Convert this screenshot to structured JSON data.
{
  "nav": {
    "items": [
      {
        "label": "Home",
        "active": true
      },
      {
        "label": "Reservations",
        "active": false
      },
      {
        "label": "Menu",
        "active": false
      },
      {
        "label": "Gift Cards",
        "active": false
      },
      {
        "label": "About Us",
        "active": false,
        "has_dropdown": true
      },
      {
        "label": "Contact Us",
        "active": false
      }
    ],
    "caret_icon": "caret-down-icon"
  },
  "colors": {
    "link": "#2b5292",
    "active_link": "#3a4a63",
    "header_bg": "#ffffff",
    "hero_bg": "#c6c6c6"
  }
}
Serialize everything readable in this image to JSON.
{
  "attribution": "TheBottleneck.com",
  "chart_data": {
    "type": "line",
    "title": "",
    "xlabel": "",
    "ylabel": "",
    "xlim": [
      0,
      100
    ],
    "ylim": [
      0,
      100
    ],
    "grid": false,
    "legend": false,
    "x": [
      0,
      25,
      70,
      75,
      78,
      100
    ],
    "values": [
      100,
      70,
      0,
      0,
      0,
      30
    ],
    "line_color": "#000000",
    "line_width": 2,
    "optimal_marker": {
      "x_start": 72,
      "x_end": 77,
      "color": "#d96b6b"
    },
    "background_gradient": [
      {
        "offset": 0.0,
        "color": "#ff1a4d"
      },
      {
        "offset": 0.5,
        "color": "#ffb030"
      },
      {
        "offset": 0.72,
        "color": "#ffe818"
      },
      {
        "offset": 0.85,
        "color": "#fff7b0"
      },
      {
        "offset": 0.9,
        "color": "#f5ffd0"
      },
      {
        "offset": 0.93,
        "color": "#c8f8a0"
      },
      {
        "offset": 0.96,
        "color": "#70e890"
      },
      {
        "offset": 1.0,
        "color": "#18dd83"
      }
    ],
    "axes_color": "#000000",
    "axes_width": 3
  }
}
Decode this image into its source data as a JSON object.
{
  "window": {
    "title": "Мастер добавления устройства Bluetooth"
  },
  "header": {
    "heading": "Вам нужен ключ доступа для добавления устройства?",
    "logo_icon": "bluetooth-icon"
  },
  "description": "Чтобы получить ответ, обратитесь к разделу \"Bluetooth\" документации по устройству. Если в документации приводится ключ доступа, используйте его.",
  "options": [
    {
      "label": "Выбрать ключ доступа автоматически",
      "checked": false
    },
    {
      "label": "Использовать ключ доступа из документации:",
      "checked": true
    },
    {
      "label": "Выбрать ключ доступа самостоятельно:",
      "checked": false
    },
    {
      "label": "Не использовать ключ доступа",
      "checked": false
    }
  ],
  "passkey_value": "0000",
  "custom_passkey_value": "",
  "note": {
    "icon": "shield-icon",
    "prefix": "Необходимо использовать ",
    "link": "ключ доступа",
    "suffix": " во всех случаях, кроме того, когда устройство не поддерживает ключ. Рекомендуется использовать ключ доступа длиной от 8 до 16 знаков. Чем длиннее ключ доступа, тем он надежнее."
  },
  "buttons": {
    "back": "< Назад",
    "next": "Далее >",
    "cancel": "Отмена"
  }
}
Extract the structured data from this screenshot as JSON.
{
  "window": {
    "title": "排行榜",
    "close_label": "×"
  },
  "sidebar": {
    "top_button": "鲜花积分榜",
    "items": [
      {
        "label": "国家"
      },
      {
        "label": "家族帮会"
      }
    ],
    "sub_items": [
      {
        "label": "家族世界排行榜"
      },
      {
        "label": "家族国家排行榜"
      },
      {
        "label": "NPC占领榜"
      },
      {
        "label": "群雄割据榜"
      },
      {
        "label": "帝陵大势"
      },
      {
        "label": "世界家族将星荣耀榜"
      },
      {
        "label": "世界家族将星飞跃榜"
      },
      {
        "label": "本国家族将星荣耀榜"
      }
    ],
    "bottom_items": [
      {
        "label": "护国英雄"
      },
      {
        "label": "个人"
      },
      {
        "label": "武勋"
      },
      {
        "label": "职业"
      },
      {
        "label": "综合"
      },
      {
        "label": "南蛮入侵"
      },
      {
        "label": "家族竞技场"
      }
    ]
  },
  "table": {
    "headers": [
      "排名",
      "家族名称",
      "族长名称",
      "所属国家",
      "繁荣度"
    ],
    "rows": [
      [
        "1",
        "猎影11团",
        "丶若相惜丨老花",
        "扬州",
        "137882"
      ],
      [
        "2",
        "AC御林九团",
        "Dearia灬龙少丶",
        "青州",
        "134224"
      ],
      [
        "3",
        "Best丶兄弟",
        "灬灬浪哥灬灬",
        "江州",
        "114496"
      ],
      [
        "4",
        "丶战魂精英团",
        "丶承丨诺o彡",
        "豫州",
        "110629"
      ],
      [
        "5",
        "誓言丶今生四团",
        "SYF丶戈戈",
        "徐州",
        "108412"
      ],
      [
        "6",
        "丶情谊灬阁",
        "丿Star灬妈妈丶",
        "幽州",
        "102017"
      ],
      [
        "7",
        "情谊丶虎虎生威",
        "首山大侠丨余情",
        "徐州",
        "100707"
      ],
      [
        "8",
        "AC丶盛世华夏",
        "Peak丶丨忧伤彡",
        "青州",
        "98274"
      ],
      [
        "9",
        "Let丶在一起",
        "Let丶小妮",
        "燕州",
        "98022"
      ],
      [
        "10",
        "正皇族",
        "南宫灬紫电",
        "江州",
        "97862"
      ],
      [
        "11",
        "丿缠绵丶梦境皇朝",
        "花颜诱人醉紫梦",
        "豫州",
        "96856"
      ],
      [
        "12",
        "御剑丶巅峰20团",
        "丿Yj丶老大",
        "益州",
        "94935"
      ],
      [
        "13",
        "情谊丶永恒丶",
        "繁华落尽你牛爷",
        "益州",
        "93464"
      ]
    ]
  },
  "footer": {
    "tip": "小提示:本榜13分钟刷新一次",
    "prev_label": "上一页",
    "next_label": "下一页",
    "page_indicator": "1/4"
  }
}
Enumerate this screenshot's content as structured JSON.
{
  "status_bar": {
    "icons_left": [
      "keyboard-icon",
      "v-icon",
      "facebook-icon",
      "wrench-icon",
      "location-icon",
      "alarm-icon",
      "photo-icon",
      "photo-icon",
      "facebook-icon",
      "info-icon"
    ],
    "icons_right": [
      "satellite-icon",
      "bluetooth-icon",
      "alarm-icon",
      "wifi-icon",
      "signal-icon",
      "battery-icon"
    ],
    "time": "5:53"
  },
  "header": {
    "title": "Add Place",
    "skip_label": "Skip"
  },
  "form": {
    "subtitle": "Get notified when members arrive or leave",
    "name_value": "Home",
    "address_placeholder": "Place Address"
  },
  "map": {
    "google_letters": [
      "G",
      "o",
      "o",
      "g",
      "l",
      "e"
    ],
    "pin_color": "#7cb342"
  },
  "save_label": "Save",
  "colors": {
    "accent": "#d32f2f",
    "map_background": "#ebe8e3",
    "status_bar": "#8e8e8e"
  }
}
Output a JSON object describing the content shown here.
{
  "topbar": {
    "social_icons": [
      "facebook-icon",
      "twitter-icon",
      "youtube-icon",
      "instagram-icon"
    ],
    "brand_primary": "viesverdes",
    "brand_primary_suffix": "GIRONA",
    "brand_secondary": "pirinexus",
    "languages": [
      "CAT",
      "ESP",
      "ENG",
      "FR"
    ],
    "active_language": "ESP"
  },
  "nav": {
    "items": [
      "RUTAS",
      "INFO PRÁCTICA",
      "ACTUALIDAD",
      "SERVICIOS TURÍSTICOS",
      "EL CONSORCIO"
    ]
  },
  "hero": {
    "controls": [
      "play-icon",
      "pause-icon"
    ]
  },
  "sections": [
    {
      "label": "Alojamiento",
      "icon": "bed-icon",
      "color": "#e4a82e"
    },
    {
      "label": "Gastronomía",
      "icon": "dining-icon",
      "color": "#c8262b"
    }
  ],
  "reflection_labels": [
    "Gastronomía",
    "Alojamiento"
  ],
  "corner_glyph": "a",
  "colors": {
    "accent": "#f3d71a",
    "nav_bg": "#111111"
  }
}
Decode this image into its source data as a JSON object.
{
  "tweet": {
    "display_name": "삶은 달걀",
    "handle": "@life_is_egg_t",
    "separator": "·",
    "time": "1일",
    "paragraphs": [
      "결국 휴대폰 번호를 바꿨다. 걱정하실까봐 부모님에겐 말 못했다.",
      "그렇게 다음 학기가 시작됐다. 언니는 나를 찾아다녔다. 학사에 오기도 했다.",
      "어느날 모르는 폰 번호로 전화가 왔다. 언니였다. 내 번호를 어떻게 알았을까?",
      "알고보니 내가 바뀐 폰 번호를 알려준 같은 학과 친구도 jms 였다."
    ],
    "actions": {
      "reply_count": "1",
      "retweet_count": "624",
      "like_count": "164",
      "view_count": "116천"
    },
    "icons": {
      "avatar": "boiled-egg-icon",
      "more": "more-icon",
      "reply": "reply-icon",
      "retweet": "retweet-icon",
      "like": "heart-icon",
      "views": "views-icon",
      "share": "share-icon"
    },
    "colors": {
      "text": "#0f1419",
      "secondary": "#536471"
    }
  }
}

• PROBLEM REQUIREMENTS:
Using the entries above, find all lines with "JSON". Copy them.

• WORKED SOLUTION:
Convert this screenshot to structured JSON data.
Serialize everything readable in this image to JSON.
Decode this image into its source data as a JSON object.
Extract the structured data from this screenshot as JSON.
Enumerate this screenshot's content as structured JSON.
Output a JSON object describing the content shown here.
Decode this image into its source data as a JSON object.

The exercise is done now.